Magda Borowiecka outside Southwyck House, November 2017. Courtesy: Wendy Akers, The Twentieth Century Society

In Brixton, Magda Borowiecka’s Southwyck House (1969-81), known locally as the Barrier Block, is hard to miss – but as she explains, the monumental scheme responded to a six-lane motorway that was proposed to bisect Coldharbour Lane in the 1970s. Thankfully the motorway was scrapped, but Borowiecka’s design, with its zigzag facade that would have cleverly shielded the estate from the road, had already been approved, and so went ahead without modification. However, it is at the Dunbar Dunelm estate (1974–77) in West Norwood, that Borowiecka was able to design the sort of low-rise, high-density social housing she was most enthusiastic about. The picturesque winding streets, lined with three-storey family houses, belie the extremely high density of the site – so dense, in fact, that local councillor at the time Ken Livingstone protested against the development. Borowiecka explains that, at the time, the money allocated to a housing scheme was determined by its density; in achieving such a high volume of dwellings she was able to produce a design of superior quality – using the additional money on beautiful, variated second-hand stock bricks and unusual pre-cast concrete lintels in a semi-circular design. The lowered eaves that make these houses so characterful would go on to become a trademark of Lambeth-designed social housing.

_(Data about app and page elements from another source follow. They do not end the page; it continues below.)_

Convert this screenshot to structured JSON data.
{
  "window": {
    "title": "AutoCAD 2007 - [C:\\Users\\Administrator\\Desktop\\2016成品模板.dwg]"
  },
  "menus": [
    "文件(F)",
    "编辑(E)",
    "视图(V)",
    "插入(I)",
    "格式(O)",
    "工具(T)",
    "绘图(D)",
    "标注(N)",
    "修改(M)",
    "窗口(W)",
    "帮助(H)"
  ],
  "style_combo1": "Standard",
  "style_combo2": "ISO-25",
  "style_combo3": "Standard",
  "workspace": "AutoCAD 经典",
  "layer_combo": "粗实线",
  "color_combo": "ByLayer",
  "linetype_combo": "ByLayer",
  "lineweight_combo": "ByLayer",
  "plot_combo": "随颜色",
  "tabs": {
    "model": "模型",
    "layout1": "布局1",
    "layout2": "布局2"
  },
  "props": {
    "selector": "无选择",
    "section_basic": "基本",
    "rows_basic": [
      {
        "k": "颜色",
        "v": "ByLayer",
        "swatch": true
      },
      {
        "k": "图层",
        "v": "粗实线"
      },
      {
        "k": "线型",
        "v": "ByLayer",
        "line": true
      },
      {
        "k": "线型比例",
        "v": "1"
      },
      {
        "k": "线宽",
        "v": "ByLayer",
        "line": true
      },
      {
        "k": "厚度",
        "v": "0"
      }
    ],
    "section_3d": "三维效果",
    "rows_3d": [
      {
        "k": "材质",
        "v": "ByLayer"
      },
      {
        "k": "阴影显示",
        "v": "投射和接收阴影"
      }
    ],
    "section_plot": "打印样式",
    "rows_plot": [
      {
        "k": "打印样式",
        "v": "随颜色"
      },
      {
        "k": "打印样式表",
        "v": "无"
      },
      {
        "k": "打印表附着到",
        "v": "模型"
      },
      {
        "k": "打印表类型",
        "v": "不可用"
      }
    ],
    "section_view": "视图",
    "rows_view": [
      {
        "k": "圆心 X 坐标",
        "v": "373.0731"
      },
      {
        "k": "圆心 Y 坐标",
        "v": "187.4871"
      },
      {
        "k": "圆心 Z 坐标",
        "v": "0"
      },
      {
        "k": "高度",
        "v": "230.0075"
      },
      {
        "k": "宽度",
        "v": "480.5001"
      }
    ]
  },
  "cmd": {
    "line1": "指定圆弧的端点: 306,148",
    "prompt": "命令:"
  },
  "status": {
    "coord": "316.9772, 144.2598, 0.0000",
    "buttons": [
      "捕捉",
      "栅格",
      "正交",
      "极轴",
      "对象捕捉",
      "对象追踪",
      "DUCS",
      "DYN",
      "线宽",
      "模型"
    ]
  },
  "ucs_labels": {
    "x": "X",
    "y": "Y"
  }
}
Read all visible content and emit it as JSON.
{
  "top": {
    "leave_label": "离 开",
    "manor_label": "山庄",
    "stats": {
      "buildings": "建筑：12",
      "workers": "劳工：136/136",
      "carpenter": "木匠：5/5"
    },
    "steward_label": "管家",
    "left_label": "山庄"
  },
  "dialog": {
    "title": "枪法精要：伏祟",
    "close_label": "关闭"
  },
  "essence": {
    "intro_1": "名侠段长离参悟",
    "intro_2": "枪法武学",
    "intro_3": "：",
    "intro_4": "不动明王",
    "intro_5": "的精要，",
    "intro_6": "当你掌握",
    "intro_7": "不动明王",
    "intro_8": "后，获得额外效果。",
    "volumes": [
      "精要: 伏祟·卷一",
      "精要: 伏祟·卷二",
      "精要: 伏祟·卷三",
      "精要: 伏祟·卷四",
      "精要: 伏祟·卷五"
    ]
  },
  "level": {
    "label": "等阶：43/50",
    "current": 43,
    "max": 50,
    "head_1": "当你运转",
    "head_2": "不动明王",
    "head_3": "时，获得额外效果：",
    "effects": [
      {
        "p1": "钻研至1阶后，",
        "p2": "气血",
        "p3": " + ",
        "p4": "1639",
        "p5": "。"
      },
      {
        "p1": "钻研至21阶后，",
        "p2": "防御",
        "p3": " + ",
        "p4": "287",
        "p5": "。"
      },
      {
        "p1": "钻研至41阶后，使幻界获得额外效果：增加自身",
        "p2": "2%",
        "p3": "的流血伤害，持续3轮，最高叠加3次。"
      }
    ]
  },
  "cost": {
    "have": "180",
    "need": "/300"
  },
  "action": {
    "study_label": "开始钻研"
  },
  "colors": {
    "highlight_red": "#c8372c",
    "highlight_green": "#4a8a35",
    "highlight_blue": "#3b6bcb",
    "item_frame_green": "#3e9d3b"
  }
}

Dawson Heights. Courtesy: Wendy Akers, The Twentieth Century Society

Many comparisons have been made between the infamous Robin Hood Gardens and Kate Macintosh’s lesser known Dawson’s Heights (1967–72) in East Dulwich. Both employ a ‘streets in the sky’ philosophy along broad, snaking blocks. However, unlike its much-maligned counterpart, Macintosh’s megastructure has been described by Historic England as giving the feeling of an ‘Italian hill town’ – with its cleverly stepped, ziggurat-like design and warm yellow bricks creating a public space of humane scale and warmth. Macintosh, like many of the women discussed here, cites a Scandinavian influence on her work during this period, having worked in Helsinki in the 1960s where she keenly absorbed the work of Alvar Aalto. Certainly, the subtly rhythmic facade and the undulating, staggered form of the blocks demonstrates that influence and cleverly deconstructs the extremely dense site. Inside, Macintosh created interlocking split-level dwellings of mixed sizes, anxious to avoid the division between types of occupants so common in social housing.

Macintosh was only 26 when she began designing Dawson’s Heights. Standing resolute in front of her monumental scheme on the November afternoon of our visit, she says: ‘I just wanted to be accepted as an architect, and not always have to be explaining why I was a woman architect … I am an architect!’ Certainly, as London finds itself facing another housing crisis of a different kind, the work of architects should be approached in terms of its quality, innovation and design – regardless of gender.

Main image:  Kate Macintosh’s Dawson’s Heights, London. Courtesy: Chiara Barrett, Carmody Groarke Architects, London 

Claire Jamieson is a writer and academic based in London.